Trash war escalates

As more than 10,000 tons of rubbish mount up on the city’s sidewalks due to the shutdown of Attica’s only landfill, Public Works Minister Giorgos Souflias accused striking employees of being pawns in a game of waste management that involves tens of millions of euros. In response to a recent editorial published in Kathimerini on Athens’s rubbish problems, Souflias said in a letter to the newspaper yesterday that the strike called by employees early this week is unacceptable and serves certain interests. «It is unfair to overlook the fact that games worth tens of millions of euros are being played in connection to the rubbish issue,» Souflias said.

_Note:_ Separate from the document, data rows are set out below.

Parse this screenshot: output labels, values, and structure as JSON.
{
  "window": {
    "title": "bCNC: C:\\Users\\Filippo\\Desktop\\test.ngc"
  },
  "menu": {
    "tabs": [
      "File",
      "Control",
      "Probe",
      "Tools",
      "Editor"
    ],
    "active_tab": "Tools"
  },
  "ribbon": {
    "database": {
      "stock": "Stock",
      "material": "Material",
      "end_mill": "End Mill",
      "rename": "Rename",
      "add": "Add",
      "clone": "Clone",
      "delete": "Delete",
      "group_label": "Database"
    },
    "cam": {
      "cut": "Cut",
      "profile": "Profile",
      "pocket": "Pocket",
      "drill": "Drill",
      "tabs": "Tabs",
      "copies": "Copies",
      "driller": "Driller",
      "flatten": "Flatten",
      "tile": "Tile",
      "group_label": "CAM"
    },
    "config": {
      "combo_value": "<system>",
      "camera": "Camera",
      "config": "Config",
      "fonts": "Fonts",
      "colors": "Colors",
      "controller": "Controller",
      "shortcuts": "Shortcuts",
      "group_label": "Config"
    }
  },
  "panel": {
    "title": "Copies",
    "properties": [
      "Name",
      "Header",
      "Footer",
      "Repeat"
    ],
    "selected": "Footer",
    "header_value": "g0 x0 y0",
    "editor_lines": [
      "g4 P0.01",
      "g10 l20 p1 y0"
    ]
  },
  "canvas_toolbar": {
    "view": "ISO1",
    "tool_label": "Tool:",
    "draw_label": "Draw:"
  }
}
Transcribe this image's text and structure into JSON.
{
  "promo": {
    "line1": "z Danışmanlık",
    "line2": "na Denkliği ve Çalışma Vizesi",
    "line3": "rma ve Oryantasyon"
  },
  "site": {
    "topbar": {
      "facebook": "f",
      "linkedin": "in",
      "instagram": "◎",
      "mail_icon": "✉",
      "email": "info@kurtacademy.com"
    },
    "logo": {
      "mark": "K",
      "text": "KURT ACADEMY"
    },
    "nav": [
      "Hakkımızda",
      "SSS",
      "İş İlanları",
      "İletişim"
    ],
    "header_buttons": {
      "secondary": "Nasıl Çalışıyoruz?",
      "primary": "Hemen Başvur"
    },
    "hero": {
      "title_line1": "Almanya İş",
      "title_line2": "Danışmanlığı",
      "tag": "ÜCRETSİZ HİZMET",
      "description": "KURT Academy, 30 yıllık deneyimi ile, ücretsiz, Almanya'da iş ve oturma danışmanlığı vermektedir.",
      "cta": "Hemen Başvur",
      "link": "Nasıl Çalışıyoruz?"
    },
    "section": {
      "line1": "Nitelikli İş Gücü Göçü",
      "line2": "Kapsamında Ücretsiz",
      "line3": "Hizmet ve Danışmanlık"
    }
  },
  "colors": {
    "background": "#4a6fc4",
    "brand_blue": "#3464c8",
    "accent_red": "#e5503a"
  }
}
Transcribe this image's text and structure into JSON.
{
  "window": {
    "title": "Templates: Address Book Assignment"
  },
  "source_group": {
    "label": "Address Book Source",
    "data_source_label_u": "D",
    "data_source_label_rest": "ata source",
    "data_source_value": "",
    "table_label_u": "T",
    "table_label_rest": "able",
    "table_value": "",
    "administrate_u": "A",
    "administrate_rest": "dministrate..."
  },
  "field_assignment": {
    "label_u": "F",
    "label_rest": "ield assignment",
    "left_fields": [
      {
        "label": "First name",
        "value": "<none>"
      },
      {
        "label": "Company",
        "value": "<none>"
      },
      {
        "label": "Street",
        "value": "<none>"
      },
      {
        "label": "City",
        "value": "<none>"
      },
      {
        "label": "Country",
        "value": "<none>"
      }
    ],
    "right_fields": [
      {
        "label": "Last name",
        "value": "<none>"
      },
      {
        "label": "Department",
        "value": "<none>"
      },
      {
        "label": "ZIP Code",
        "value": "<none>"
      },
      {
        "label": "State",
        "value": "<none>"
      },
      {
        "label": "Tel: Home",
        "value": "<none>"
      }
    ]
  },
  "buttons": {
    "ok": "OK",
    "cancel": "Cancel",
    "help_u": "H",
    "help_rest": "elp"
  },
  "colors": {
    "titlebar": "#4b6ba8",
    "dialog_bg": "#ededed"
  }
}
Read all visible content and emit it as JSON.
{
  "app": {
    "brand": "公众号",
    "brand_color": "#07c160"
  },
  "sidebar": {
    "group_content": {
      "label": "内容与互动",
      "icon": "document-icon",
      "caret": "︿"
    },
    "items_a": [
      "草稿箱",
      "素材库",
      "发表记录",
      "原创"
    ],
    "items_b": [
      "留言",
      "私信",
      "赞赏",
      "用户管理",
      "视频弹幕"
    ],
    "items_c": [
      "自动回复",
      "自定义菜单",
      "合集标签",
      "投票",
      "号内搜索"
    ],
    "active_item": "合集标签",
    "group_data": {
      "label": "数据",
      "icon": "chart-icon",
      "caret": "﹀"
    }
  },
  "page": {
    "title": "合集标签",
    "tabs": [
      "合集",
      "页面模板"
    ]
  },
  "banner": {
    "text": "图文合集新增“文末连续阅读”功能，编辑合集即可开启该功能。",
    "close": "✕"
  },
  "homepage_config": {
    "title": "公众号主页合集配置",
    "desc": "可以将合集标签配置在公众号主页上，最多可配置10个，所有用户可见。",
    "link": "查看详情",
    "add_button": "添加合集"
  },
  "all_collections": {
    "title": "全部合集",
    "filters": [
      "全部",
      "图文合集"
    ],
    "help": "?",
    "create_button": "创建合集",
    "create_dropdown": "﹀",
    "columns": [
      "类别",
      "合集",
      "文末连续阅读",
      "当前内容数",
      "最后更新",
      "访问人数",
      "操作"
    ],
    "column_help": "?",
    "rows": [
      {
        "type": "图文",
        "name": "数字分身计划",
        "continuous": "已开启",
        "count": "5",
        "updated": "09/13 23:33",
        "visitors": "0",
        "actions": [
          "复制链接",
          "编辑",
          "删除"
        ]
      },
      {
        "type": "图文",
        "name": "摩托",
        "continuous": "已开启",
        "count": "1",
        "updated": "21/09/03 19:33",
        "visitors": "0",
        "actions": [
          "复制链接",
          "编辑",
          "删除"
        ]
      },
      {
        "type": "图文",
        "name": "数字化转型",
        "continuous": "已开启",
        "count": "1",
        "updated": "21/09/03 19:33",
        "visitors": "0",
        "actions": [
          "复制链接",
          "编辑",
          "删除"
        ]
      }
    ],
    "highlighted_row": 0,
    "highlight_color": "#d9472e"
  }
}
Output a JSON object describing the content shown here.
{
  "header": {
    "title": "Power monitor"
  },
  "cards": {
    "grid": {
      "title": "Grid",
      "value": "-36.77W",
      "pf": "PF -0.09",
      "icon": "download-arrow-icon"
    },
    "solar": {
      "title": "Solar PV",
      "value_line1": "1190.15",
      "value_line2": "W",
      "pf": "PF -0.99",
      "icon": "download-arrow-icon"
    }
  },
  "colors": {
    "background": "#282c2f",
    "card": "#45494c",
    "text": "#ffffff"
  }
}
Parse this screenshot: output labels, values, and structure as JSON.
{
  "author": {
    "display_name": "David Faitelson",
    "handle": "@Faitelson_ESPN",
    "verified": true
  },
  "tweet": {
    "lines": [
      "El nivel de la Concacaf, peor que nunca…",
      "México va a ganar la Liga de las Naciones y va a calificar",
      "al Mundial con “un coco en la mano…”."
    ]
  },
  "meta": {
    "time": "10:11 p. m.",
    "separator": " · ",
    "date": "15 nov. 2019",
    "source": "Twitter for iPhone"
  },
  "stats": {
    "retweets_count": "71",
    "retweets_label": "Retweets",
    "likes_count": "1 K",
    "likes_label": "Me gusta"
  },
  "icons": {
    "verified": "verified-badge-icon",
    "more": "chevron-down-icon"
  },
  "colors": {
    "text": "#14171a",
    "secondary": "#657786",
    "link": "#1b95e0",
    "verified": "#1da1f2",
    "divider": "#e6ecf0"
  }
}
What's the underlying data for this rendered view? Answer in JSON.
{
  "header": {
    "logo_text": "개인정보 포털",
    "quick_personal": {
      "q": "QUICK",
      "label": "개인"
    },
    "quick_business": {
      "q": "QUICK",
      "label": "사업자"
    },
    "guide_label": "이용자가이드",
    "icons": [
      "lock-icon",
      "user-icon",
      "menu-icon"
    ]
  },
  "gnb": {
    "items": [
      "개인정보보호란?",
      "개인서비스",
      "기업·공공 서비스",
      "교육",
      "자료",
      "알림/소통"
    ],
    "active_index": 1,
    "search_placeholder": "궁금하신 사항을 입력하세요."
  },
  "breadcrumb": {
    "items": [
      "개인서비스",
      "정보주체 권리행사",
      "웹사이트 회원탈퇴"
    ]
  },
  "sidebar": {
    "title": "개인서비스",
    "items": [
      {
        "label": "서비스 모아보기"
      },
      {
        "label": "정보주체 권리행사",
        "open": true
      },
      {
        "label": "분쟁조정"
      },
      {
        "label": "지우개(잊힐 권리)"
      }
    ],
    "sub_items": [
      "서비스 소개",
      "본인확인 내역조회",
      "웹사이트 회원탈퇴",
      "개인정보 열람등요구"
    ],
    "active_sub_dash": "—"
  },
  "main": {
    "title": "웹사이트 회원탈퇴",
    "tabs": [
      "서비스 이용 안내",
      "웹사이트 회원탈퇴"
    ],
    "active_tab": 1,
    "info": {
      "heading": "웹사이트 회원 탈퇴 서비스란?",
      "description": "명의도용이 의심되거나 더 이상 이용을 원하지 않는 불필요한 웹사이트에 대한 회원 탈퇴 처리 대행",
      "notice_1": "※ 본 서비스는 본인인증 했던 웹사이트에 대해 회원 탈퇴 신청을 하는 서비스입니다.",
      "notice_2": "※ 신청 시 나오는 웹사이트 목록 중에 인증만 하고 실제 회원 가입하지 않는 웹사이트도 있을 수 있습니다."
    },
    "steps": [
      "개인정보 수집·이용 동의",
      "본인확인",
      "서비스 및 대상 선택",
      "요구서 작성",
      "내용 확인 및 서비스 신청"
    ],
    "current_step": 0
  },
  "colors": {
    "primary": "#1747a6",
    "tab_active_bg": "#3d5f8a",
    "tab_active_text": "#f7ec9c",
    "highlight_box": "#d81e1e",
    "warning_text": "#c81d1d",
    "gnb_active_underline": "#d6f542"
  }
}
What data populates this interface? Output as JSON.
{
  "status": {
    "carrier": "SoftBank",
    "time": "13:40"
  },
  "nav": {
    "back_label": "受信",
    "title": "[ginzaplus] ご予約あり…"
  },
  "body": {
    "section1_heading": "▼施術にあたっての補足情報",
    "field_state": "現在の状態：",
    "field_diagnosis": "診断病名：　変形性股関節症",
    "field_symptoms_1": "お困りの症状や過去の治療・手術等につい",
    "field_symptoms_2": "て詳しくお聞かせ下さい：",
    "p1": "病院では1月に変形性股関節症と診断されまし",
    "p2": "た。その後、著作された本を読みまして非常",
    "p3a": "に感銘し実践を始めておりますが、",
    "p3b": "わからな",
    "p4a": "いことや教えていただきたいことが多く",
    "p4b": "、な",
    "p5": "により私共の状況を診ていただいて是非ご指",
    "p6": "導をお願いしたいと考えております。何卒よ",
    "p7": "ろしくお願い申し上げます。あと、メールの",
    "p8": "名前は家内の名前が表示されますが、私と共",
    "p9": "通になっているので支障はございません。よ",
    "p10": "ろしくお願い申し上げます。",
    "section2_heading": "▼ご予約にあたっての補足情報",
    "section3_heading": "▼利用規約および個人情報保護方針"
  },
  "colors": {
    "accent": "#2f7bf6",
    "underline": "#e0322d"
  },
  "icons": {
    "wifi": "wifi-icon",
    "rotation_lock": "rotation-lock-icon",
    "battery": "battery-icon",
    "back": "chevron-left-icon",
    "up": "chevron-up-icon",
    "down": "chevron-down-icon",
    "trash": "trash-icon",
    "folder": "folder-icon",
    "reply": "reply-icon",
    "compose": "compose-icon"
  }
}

The local authorities in northwestern Attica are financially compensated for the presence of a dump in their area. Workers at the Ano Liosia landfill walked off the job on Monday night, saying that the treated sewage being dumped there makes working conditions dangerous to their health. Souflias pointed out in his letter that for a long time the sludge was being deposited at the landfill without any problems. «All these years, the sewage was being dumped there and now the employees apparently cannot work with it for two more months even though it is now being treated,» Souflias said. The government has pledged that the transfer of sludge to the landfill will stop by the end of the year. The minister’s words, however, will hardly comfort Athenians who have been instructed by municipalities to keep their rubbish indoors and away from overflowing dumpsters. With rainy weather expected this weekend, the growing rubbish piles are likely to be washed away and block roadside drainage, resulting in immediate flooding across Athens – an all too familiar sight for the city’s residents. The conservative government appears to be following a hardline stance on the issue, refusing to enter into any kind of talks with the employees. The workers have put forth a proposal suggesting that the sewage be stored in a defunct oil tanker off the islet of Psyttaleia, near Piraeus, where the sludge is treated. Workers met yesterday and decided to extend their protest action but have not indicated how long the strike may last.